Top Stories
Top Stories
Politics

House Judiciary Chairman Jerry Nadler strikes deal with DOJ over Mueller probe evidence, will hold off on contempt for William Barr, Don McGahn

Key Points
  • House Judiciary Committee Chairman Jerry Nadler, D-N.Y., on Monday said he would hold off on contempt proceedings for Attorney General William Barr and former White House counsel Don McGahn.
  • House Democrats had threatened to hold Barr and McGahn in contempt for failing to comply with subpoenas. A vote was expected for Tuesday in the House.
  • Nadler's statement did not suggest that the DOJ had agreed to hand over the entire report without any redactions, which the department has argued would violate federal rules about revealing grand jury testimony.
Representative Jerry Nadler, a Democrat from New York and chairman of the House Judiciary Committee, speaks during a news conference in New York, U.S., on Wednesday, May 29, 2019.
Jeenah Moon | Bloomberg | Getty Images

House Judiciary Committee Chairman Jerry Nadler, D-N.Y., on Monday said he would hold off on contempt proceedings for officials in President Donald Trump's administration because the Justice Department had begun sharing special counsel Robert Mueller's "most important files" with lawmakers.

House Democrats had threatened to hold Attorney General William Barr and former White House counsel Don McGahn in contempt for failing to comply with subpoenas. A vote was expected for Tuesday in the House.

But Nadler said in a statement Monday that, "Given our conversations with the Department, I will hold the criminal contempt process in abeyance for now."

Nadler's committee had subpoenaed Barr to hand over the unredacted version of Mueller's report on Russian election meddling, possible coordination with Trump's 2016 campaign and possible obstruction of justice by Trump himself. It also asked for the underlying evidence that was used as the basis for Mueller's report.

VIDEO15:1315:13
Trump's impeachment would start with this man: Rep. Jerry Nadler

The committee subpoenaed McGahn, who was one of the most-cited witnesses in the 448-page report, to testify before the committee. The White House directed McGahn not to comply with that subpoena.

Nadler's statement did not suggest that the DOJ had agreed to hand over the entire report without any redaction, which the department has argued would violate federal rules about revealing grand jury testimony. A spokeswoman for the DOJ did not immediately respond to CNBC's request for comment on Nadler's statement.

Mueller found insufficient evidence to show coordination between the Trump campaign and Russia. He declined to conclude whether the president obstructed justice but noted that the report did not exonerate him. Barr and Deputy Attorney General Rod Rosenstein determined, based on the Mueller report, that there wasn't enough evidence to support an obstruction offense.

Read Nadler's full statement below:

"I am pleased to announce that the Department of Justice has agreed to begin complying with our committee's subpoena by opening Robert Mueller's most important files to us, providing us with key evidence that the Special Counsel used to assess whether the President and others obstructed justice or were engaged in other misconduct. The Department will share the first of these documents with us later today. All members of the Judiciary Committee—Democrats and Republicans alike—will be able to view them. These documents will allow us to perform our constitutional duties and decide how to respond to the allegations laid out against the President by the Special Counsel.

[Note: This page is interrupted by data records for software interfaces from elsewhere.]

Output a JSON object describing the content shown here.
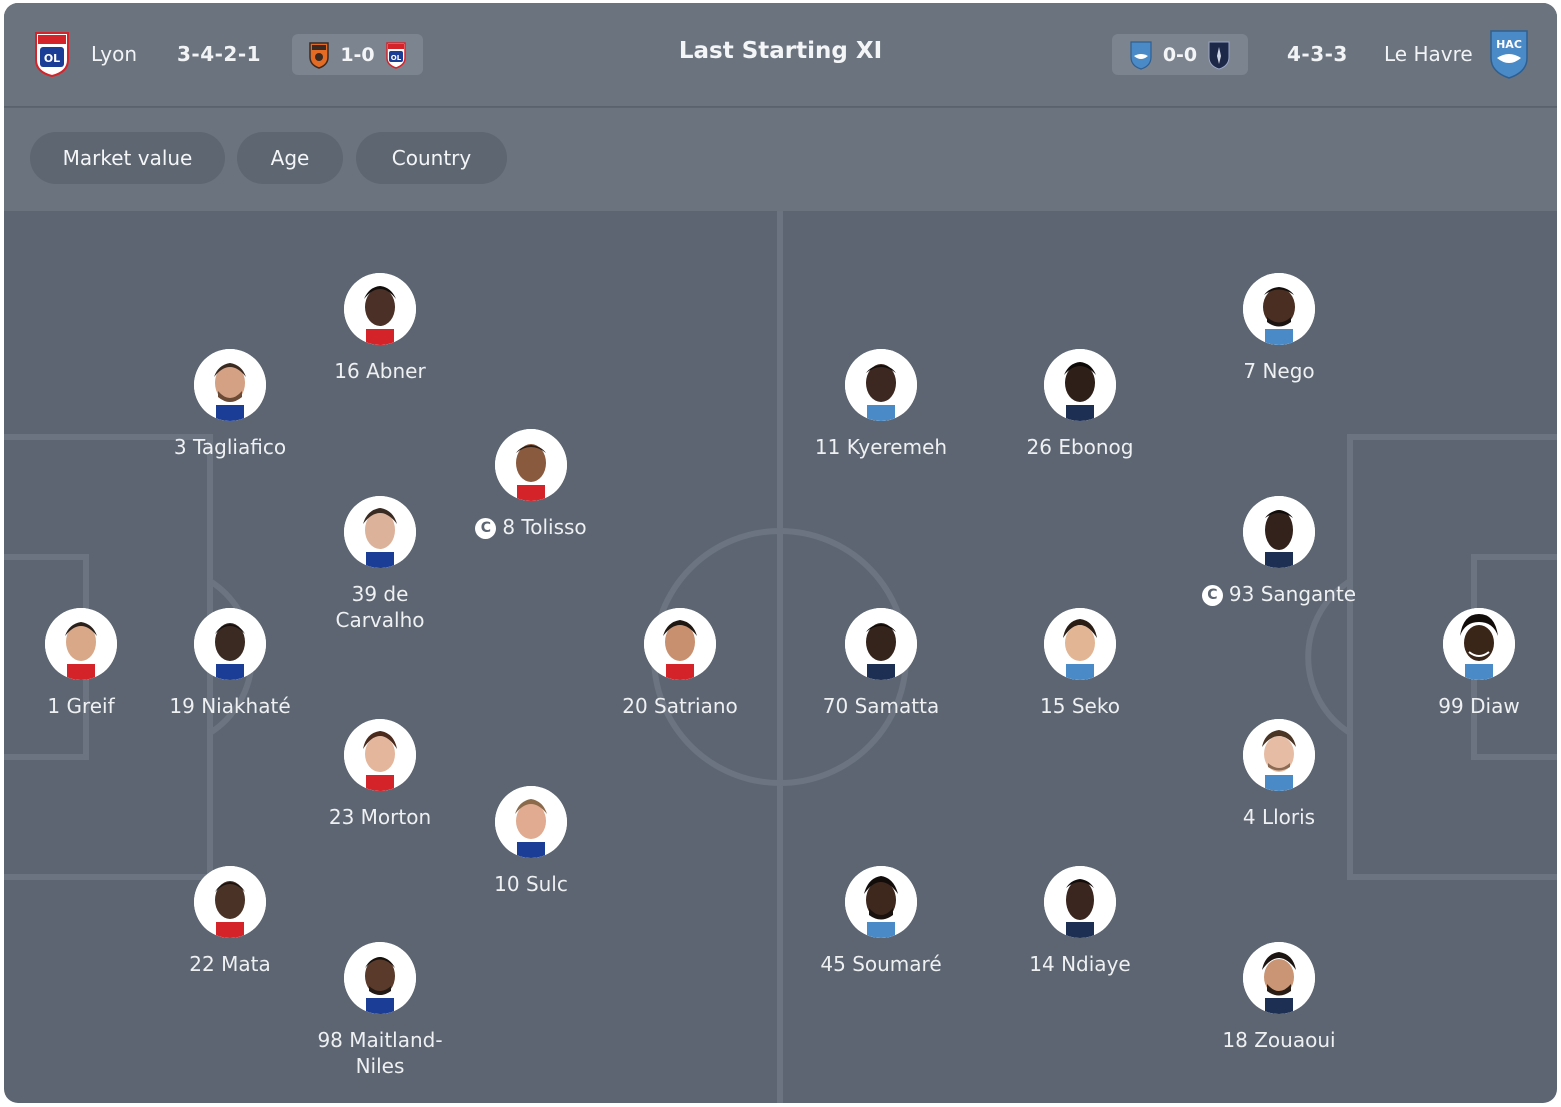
{
  "header": {
    "title": "Last Starting XI",
    "home": {
      "name": "Lyon",
      "formation": "3-4-2-1",
      "last_result": "1-0",
      "crest_icon": "lyon-crest-icon"
    },
    "away": {
      "name": "Le Havre",
      "formation": "4-3-3",
      "last_result": "0-0",
      "crest_icon": "le-havre-crest-icon",
      "crest_text": "HAC"
    }
  },
  "filters": [
    {
      "label": "Market value"
    },
    {
      "label": "Age"
    },
    {
      "label": "Country"
    }
  ],
  "home_players": [
    {
      "number": "1",
      "name": "Greif",
      "captain": false
    },
    {
      "number": "3",
      "name": "Tagliafico",
      "captain": false
    },
    {
      "number": "19",
      "name": "Niakhaté",
      "captain": false
    },
    {
      "number": "22",
      "name": "Mata",
      "captain": false
    },
    {
      "number": "16",
      "name": "Abner",
      "captain": false
    },
    {
      "number": "39",
      "name": "de Carvalho",
      "captain": false
    },
    {
      "number": "23",
      "name": "Morton",
      "captain": false
    },
    {
      "number": "98",
      "name": "Maitland-Niles",
      "captain": false
    },
    {
      "number": "8",
      "name": "Tolisso",
      "captain": true
    },
    {
      "number": "10",
      "name": "Sulc",
      "captain": false
    },
    {
      "number": "20",
      "name": "Satriano",
      "captain": false
    }
  ],
  "away_players": [
    {
      "number": "11",
      "name": "Kyeremeh",
      "captain": false
    },
    {
      "number": "70",
      "name": "Samatta",
      "captain": false
    },
    {
      "number": "45",
      "name": "Soumaré",
      "captain": false
    },
    {
      "number": "26",
      "name": "Ebonog",
      "captain": false
    },
    {
      "number": "15",
      "name": "Seko",
      "captain": false
    },
    {
      "number": "14",
      "name": "Ndiaye",
      "captain": false
    },
    {
      "number": "7",
      "name": "Nego",
      "captain": false
    },
    {
      "number": "93",
      "name": "Sangante",
      "captain": true
    },
    {
      "number": "4",
      "name": "Lloris",
      "captain": false
    },
    {
      "number": "18",
      "name": "Zouaoui",
      "captain": false
    },
    {
      "number": "99",
      "name": "Diaw",
      "captain": false
    }
  ],
  "captain_marker": "C",
  "colors": {
    "card_bg": "#5c6571",
    "header_bg": "#6a737e",
    "pitch_lines": "#6b7480",
    "lyon_red": "#d5232a",
    "lyon_blue": "#1c3d96",
    "lorient_orange": "#e36b24",
    "havre_blue": "#4a8ac6",
    "paris_fc_navy": "#1d2747"
  }
}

"Given our conversations with the Department, I will hold the criminal contempt process in abeyance for now. We have agreed to allow the Department time to demonstrate compliance with this agreement. If the Department proceeds in good faith and we are able to obtain everything that we need, then there will be no need to take further steps. If important information is held back, then we will have no choice but to enforce our subpoena in court and consider other remedies. It is critical that Congress is able to obtain the information we need to do our jobs, ensuring no one is above the law and bringing the American public the transparency they deserve."